• _Exercise_
In the data below, find every line with the string "University" and pull it out.

• _Items from an interface collection_
>>>

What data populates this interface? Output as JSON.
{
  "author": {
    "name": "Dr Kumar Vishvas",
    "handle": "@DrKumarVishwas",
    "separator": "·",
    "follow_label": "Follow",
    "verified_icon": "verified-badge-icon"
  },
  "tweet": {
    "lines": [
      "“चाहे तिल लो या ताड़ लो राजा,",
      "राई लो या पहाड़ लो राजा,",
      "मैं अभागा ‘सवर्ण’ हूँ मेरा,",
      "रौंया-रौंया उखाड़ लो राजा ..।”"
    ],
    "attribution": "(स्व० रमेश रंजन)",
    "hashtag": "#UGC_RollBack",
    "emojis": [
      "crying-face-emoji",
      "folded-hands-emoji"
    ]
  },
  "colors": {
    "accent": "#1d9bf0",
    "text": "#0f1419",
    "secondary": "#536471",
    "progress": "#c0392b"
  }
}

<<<
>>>

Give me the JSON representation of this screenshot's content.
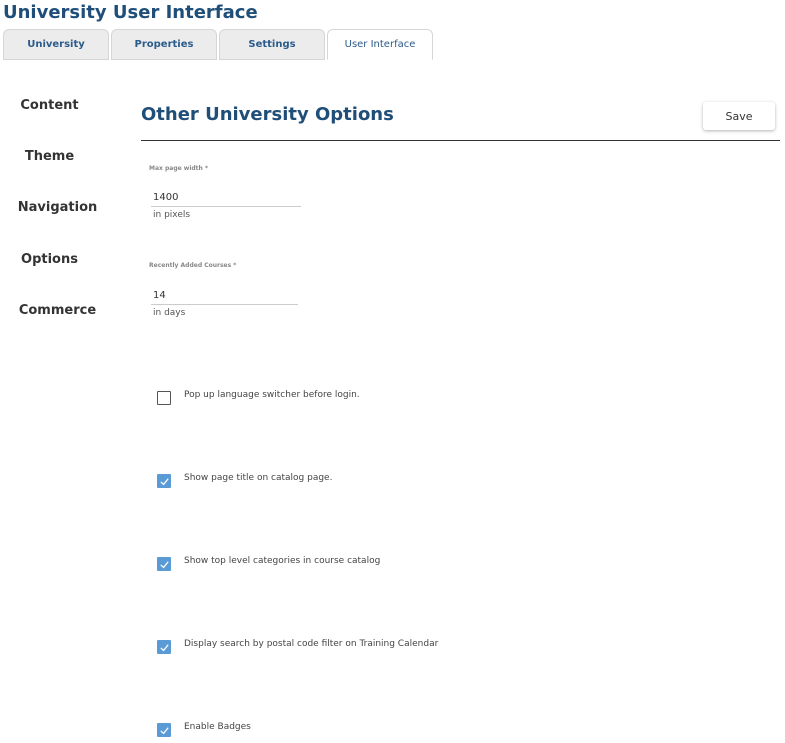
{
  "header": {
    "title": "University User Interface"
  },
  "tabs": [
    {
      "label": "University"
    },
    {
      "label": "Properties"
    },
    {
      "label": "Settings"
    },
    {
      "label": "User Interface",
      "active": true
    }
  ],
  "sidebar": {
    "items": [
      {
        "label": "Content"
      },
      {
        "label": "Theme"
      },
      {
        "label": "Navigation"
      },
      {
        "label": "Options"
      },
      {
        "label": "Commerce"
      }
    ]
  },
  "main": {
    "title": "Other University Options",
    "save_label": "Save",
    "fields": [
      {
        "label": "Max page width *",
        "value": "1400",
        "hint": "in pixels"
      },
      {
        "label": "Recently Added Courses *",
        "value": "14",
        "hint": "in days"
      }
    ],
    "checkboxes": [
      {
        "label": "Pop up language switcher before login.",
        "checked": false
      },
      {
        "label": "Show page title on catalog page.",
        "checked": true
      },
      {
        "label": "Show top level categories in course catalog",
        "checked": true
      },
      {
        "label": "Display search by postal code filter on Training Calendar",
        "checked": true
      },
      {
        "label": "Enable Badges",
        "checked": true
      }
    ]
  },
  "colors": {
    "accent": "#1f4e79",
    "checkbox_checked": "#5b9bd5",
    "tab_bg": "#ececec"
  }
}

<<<
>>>

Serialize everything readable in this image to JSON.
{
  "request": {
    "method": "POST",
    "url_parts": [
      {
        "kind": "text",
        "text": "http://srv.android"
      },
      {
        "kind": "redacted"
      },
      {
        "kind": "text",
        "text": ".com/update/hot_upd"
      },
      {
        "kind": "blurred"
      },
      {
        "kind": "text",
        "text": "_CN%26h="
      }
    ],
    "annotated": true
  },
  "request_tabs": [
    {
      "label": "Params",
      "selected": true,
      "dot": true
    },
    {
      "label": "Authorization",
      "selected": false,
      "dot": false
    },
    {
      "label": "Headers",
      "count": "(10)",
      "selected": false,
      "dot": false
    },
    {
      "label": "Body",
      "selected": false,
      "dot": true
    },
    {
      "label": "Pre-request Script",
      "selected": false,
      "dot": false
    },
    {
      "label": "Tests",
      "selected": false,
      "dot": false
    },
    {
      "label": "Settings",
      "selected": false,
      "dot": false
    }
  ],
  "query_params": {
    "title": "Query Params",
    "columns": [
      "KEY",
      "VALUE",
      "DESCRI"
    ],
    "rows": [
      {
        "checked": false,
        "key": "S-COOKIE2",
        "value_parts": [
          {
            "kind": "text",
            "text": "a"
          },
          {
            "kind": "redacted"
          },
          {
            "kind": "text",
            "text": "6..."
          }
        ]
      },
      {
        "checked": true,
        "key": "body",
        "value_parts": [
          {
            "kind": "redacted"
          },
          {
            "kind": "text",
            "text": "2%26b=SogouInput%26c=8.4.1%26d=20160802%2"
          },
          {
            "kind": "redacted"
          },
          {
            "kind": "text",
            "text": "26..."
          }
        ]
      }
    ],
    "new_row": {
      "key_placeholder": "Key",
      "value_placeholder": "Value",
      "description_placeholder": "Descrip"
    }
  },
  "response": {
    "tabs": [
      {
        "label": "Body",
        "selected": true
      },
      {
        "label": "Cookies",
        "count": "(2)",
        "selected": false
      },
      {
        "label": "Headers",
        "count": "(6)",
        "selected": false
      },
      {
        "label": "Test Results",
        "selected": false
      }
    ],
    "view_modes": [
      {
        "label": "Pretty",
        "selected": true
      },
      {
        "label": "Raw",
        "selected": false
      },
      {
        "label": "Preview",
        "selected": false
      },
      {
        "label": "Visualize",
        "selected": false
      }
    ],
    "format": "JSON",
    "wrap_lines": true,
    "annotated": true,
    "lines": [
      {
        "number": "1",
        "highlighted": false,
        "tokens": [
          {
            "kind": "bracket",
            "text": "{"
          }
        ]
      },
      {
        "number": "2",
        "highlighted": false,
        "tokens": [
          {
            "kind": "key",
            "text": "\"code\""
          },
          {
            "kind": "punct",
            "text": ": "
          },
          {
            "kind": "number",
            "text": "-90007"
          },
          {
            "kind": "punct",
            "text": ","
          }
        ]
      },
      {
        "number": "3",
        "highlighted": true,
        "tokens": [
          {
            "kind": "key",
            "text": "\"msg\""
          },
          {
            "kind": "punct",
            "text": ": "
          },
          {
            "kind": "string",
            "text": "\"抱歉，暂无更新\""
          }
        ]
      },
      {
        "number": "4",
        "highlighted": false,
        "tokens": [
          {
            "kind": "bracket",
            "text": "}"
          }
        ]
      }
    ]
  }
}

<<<

• _Answer space_
    "title": "University User Interface"
      "label": "University"
    "title": "Other University Options",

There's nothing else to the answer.